In Europe, we continue to disagree about Nord Stream, while Gazprom will be able to use 90% of Nord Stream 1 capacity and is taking delivery of new pipes for Nord Stream 2. Perhaps Gazprom should offer to go back to the original plan and change Nord Stream 2 to Brexit Stream, straight to the UK, which could, post 2019, be free of the EU Third Energy Package, allowing both Russia and the UK to strike a deal to benefit from security of demand and security of supply. With Turkish Stream and Brexit Stream, Ukraine transit risk will remain for EU-27 alone…

In Europe, we still have some difficult decisions to squabble about before dealing with energy:

  • Brexit issues when Article 50 is triggered.
  • Russian sanctions valid to 31 January 2017. Will they be more difficult to renew now?
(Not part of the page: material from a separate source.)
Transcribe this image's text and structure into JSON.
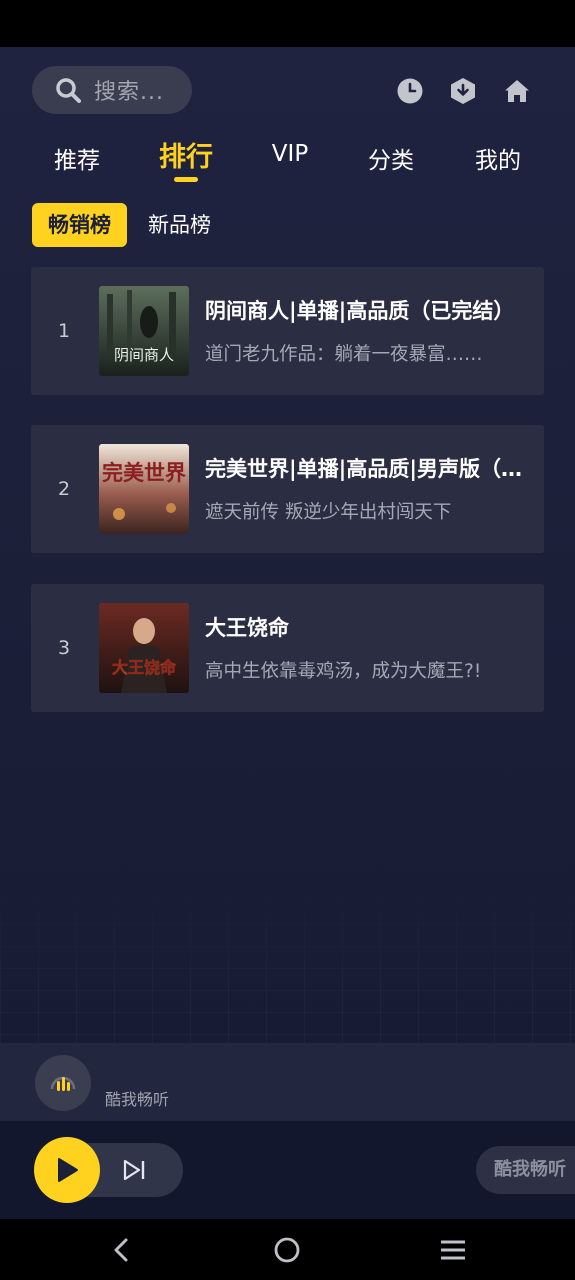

With Italy preventing the European Council’s call for sanctions against Russia in October 2016…. Perhaps, disunited, we won’t even be able to agree on the deal to strike against/with Russia!

In November 2016, a 1000-page energy legislative proposal was published by the EU Commission at a time when citizens have other priorities (employment, migration and potentially higher energy prices). Perhaps the EU Commission should instead invent a new way forward to fast-track changes. Between the old Russian ukase and the new US tweet democracy, it is time to drop our too lengthy legislative process and to stop fine-tuning small pieces of less and less relevant national regulation.

When Russia, US and the UK are putting their own interests first, it is now time for a stronger more united EU-27. For the member states wishing to stay in the EU, a single energy regulatory body that already exists (ACER) should overlook the entire energy industry.

Reducing complexity in the system (from 28 to 1 regulatory body) should reduce the cost and solve the industry recurrent complaints about “pancaking” of regulations[3]. Integrating EU markets should reduce the risk of over-investing while providing a more resilient infrastructure.

Author Thierry Bros

In gas, a unified grid could also boost competition between all suppliers who would only have to deal with a single transmission system operator to transport their gas on the EU wide market. And with further energy efficiency and more renewable in the mix, we have to adapt EU regulation to favour consumers more and investors less than today, as we do not need major new gas infrastructure to be built.

Happy New Year!


13 December 2016

Thierry Bros

Founder thierrybros.com

[1] The latest Short Term Energy Outlook from the US DoE expects a drop in domestic oil production and an increase in domestic gas production but the report was published before the OPEC – non-OPEC 1.2mn b/d adjustment. The 2017 backloaded growth in US oil production  should not negatively impact Brent prices.

[2] Donald Trump’s tweet on 13 December 2016 after selecting his Secretary of State.

[3] The UK-EU interconnectors will have to deal with new regulatory challenges as linking 2 markets. They will have to follow the EU Third Energy Package on one side and the new to-be designed UK regulation on the other side. An interesting problem!